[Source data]
_____

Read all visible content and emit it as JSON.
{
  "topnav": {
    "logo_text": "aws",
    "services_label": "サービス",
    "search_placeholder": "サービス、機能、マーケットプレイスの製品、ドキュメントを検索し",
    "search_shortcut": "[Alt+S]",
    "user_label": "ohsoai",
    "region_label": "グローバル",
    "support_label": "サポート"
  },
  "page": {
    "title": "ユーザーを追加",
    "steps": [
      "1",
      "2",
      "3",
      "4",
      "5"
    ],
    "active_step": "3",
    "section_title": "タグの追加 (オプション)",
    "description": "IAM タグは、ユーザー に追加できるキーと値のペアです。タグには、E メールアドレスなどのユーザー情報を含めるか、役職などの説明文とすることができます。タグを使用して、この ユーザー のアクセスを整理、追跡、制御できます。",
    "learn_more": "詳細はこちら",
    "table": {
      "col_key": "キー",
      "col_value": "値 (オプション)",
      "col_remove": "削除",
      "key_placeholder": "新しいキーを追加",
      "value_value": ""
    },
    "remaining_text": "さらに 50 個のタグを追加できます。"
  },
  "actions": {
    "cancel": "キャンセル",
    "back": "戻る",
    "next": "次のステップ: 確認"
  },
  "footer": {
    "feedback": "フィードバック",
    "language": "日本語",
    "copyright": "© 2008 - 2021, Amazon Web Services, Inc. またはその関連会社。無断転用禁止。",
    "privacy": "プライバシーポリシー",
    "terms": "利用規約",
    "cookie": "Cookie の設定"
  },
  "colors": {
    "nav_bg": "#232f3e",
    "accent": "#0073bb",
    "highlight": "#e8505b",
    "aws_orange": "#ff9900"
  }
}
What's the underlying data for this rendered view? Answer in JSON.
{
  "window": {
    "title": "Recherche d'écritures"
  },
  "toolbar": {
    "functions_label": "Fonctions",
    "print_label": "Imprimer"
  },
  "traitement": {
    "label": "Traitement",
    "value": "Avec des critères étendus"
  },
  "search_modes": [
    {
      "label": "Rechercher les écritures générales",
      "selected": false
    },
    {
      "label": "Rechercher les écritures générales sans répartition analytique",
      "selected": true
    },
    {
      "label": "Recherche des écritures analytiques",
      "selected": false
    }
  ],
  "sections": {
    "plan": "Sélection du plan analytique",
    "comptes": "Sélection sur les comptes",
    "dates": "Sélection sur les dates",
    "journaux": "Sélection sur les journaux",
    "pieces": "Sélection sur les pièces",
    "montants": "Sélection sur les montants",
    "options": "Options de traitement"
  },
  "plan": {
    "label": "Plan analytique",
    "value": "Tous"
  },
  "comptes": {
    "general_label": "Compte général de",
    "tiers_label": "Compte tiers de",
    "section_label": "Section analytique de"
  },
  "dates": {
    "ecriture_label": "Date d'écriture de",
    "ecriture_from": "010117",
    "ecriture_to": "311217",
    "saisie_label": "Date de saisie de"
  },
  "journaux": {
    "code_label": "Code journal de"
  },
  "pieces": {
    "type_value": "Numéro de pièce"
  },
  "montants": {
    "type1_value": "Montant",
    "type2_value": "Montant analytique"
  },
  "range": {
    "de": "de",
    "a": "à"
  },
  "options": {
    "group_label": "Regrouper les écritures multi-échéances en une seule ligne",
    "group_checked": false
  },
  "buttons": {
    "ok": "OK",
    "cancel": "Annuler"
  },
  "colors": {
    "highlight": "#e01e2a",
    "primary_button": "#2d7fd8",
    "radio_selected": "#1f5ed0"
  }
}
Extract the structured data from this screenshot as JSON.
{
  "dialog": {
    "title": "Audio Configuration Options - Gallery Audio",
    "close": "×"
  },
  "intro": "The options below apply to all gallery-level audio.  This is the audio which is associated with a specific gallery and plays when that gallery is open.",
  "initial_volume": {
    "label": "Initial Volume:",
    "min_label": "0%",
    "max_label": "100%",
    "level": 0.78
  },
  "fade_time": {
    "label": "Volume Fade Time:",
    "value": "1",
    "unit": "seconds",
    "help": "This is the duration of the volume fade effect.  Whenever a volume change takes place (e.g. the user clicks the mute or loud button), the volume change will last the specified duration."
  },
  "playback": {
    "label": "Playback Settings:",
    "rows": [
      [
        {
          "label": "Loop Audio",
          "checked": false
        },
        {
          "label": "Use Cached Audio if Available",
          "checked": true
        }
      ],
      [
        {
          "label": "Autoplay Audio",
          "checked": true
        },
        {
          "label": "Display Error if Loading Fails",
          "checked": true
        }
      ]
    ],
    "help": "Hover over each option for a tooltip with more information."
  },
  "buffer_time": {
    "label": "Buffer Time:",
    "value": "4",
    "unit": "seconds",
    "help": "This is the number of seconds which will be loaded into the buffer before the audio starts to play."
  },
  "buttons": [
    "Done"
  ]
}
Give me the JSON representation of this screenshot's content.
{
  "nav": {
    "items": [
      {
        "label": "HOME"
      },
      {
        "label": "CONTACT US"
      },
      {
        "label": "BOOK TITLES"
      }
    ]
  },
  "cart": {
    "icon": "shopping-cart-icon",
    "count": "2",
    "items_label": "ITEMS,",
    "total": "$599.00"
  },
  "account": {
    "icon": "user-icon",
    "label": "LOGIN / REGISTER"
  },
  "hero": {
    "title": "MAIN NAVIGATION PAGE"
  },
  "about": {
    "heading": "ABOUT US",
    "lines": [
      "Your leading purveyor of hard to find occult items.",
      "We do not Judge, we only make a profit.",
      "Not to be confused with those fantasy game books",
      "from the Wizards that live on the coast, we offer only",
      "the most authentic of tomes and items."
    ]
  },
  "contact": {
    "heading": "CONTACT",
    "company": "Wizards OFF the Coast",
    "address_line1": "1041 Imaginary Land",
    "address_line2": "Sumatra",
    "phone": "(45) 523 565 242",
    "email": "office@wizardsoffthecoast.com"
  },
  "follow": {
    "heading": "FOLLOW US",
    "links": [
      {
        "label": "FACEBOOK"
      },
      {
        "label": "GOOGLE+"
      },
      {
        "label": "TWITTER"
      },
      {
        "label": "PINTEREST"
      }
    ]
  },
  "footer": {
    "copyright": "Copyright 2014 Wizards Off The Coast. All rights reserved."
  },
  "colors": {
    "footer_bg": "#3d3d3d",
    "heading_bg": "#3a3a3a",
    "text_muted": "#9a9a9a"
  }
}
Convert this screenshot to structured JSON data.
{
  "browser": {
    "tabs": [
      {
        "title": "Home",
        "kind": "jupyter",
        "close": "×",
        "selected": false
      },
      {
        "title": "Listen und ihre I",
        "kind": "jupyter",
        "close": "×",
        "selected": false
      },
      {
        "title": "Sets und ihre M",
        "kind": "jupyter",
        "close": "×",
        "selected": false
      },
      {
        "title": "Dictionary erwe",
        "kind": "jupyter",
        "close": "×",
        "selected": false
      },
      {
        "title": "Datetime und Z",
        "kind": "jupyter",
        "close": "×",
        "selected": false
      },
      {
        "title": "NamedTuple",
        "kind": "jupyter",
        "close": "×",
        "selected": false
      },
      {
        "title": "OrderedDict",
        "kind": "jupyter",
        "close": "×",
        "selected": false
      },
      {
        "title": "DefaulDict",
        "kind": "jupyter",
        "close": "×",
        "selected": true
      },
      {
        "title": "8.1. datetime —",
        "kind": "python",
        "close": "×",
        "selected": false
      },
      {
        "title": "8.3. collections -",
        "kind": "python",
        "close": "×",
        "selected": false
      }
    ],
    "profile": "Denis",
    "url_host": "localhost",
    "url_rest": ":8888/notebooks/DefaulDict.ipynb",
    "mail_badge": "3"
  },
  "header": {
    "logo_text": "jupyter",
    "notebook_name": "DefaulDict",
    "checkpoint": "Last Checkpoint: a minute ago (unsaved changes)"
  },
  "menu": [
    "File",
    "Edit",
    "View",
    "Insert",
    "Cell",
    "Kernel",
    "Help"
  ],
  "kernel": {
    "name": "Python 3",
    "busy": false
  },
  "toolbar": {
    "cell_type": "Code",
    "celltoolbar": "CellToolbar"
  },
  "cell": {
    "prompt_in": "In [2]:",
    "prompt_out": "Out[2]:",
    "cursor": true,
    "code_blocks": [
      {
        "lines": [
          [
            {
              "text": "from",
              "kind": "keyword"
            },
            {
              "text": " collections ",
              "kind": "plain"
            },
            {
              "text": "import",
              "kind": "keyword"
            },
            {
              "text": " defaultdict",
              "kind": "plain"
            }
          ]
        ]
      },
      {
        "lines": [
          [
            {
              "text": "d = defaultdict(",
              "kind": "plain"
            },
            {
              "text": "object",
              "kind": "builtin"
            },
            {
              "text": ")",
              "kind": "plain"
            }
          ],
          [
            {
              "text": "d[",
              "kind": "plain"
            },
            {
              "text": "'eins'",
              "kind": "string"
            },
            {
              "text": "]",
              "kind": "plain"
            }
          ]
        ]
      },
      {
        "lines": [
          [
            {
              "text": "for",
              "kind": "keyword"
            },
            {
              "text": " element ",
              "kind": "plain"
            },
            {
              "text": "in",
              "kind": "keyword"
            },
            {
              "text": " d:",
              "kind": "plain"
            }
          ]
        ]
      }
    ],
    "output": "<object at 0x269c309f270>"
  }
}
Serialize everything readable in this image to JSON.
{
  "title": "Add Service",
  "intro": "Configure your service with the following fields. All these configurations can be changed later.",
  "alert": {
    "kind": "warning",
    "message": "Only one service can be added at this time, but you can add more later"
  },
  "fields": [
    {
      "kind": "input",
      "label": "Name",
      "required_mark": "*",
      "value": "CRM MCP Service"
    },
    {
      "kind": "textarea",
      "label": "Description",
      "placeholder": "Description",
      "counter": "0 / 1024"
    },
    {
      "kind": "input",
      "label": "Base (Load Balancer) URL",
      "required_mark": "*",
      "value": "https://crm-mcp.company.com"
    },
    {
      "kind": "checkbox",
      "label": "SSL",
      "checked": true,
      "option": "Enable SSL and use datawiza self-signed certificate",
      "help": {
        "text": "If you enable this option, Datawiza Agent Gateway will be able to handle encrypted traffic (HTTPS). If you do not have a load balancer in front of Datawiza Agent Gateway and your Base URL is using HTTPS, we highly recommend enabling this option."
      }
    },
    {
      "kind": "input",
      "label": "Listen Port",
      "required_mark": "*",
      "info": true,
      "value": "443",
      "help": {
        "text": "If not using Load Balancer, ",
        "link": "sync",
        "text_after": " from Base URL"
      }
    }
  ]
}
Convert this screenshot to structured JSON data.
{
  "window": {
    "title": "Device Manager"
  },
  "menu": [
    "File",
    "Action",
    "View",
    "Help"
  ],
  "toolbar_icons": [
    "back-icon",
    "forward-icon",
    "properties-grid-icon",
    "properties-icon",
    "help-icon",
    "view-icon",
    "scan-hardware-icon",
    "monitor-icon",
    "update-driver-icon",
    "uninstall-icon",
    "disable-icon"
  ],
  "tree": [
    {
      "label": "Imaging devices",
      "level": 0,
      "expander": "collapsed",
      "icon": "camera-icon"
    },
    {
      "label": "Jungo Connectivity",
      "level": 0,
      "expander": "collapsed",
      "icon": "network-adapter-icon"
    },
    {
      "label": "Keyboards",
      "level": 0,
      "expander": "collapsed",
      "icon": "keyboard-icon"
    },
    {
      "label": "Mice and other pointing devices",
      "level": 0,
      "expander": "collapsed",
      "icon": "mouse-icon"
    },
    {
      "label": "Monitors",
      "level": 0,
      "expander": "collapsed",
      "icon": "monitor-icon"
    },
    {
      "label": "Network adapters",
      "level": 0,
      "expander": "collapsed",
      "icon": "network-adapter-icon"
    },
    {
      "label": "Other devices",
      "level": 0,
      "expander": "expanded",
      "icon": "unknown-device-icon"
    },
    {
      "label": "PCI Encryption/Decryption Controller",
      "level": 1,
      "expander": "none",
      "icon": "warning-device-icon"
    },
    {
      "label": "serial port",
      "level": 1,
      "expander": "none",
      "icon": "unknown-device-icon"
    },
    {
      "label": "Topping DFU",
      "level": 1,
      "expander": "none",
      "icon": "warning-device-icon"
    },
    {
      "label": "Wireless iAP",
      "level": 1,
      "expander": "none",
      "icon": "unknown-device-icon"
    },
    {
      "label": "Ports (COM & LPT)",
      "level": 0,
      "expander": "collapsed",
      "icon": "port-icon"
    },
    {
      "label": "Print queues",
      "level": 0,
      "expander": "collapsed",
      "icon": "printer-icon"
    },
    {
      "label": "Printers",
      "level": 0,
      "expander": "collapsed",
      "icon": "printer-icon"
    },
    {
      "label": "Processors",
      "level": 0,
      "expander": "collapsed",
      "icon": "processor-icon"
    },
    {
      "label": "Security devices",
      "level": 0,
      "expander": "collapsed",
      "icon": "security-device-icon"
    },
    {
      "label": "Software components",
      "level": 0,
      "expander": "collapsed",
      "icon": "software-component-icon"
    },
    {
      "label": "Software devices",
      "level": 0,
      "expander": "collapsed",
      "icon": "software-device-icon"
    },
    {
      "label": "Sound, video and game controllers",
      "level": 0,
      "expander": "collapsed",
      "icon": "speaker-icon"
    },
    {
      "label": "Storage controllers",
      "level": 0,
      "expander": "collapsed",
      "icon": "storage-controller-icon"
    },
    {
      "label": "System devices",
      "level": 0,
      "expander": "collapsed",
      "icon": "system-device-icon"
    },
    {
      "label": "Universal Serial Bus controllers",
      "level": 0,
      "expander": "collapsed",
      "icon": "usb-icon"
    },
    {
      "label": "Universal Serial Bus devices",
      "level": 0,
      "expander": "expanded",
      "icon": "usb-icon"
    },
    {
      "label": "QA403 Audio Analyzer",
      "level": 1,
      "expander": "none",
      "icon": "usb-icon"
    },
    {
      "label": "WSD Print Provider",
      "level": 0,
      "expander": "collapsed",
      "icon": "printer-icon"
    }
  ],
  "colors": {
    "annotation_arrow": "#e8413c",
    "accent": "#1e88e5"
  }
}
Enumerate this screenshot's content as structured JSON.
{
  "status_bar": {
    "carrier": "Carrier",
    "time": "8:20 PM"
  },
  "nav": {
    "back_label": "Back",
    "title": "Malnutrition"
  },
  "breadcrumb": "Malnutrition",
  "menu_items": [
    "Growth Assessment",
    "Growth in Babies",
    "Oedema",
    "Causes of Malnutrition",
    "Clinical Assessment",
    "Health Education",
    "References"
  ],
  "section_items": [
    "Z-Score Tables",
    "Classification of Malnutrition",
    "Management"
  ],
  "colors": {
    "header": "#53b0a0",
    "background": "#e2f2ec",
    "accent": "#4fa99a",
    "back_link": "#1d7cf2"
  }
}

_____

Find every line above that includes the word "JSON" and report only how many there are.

8